Sin is a religious term for the violation of a religious or divine law. These sometimes overlap with moral and ethical rules. For example the 6th commandment, "Thou Shalt Not Kill," is generally considered a moral rule; however, Deuteronomy 14:21 states, "Thou shalt not seethe a kid in his mother's milk" has no modern ethical or moral ramifications. Often times the suggested punishment for sin is itself immoral. For example, Leviticus 20:13 suggests a punishment of death for homosexual acts. Various punishments exist for planting different crops in the same field, wearing cloth of multiple fibers, and eating shellfish, among others, which are sins but have nothing to do with morality.
Since atheists do not believe in God, it is meaningless to accuse an atheist of being a sinner (or to threaten them with the purported consequences of being a sinner). Humanistic atheists recognize the concept of right and wrong actions in terms of their impact on other people, but the idea of sin is basically irrelevant without appealing to a deity.
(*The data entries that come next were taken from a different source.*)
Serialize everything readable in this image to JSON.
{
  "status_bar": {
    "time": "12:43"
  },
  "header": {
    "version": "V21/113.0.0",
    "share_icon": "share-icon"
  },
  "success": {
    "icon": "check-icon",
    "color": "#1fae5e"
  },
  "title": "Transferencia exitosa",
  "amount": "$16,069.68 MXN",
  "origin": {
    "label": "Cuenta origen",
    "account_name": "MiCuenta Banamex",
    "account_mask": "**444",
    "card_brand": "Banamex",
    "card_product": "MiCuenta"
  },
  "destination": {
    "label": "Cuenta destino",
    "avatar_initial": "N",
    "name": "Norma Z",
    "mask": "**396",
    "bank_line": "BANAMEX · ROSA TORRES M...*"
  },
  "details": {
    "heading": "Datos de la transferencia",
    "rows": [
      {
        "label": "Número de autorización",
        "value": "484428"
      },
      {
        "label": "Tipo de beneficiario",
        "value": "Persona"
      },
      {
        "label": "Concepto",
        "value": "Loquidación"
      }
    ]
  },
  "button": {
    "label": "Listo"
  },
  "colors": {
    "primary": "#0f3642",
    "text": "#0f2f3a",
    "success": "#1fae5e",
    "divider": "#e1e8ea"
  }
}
The declarations of sins by God invariably travels through some medium, such as a book or a pastor. This inevitably makes the concept of sin subjective and completely disconnected from human and animal suffering. Even if one ignores this problem, sin is then subjective to the whims of a deity who may say that killing is wrong or that killing is required as punishment for picking up sticks. The Euthyphro dilemma suggests that this subjectivity means that sin is disconnected from morality.
Since the concept of what is a sin and what isn't changes with the religion (and even with the denomination), sin is an example of the religion inventing a problem and then selling a solution.
Sinning undermines claim of belief in God
"No one believing, as the laws prescribe, in the existence of the gods has ever yet performed an impious action willingly, or uttered a lawless word. Anyone acting in such a way is in one of three conditions: either, first, he does not believe the proposition aforesaid; or, second, he believes that though the gods exist they have no concern about men; or, third, he believes that they can easily be won over by the bribery of prayer and sacrifice"
- — Plato, The Laws